It’s taking the time to think about how we purchase. Asking questions like, “Did the producers of these clothes get paid a fair and just wage?” Go a step further and buy from organisations that have been fully scrutinised for fair trade practices even though their products cost more. Slave labour thrives on the cheap products we buy. I used to think I was getting a real bargain until one day I realised I just wasn’t thinking at all. As long as we buy cheap products made by sweat shops, the market for those products will always remain. And so will the slaves.
For those of us in business we have much larger buying decisions. Being competitive in the market place is always difficult, but if competitiveness comes at the expense of the exploitation of men, women, and children then better not to be in business at all.
If enough of us change the way we purchase surely it will eventually dictate the products on offer in the market. Just like the media, what we want will be served up. “Give the customer what they want, business is business.” Ultimately purchasing power can be a strong advocate for justice.

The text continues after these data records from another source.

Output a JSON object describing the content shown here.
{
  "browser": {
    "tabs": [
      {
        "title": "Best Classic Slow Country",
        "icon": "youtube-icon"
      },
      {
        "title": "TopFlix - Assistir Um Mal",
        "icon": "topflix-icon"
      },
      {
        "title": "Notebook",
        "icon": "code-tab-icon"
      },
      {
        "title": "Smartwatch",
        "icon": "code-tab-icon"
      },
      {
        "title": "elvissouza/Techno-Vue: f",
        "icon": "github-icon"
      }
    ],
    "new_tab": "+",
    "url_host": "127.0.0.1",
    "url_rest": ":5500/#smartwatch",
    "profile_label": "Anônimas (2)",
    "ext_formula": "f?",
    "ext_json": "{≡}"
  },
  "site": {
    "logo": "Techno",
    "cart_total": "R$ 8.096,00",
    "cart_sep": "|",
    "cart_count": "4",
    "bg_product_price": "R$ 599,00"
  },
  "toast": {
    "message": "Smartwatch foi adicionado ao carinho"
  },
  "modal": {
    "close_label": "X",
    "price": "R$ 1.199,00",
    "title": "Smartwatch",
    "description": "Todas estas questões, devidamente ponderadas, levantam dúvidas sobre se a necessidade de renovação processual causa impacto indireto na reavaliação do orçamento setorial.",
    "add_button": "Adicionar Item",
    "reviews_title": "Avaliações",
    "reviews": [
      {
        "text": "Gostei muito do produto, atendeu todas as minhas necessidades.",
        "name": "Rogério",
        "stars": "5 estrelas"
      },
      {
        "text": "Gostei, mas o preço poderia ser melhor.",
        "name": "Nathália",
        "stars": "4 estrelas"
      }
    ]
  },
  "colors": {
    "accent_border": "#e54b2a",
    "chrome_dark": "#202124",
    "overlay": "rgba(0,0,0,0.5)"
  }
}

And if the marketplace for consumer goods can change what’s on offer, then maybe the media can change what it serves up too. Could we, the customers, dare to call for justice to have parity with the coverage of sudden tragedies? Change doesn’t happen by picketing outside media offices. It happens when enough of us are committed to losing our ignorance by showing an ever growing interest in understanding the injustices of our world today. As long as the media can sell their advertising while we are watching, they will oblige.
Then maybe, just maybe, after we are more aware and have time to respond the stories we watch in the comfort of our living rooms of little girls stolen for the pleasure of men will become less and less because we, citizens of the world, have changed not only the way we think but the way we live. A change in our lives can mean a change in theirs.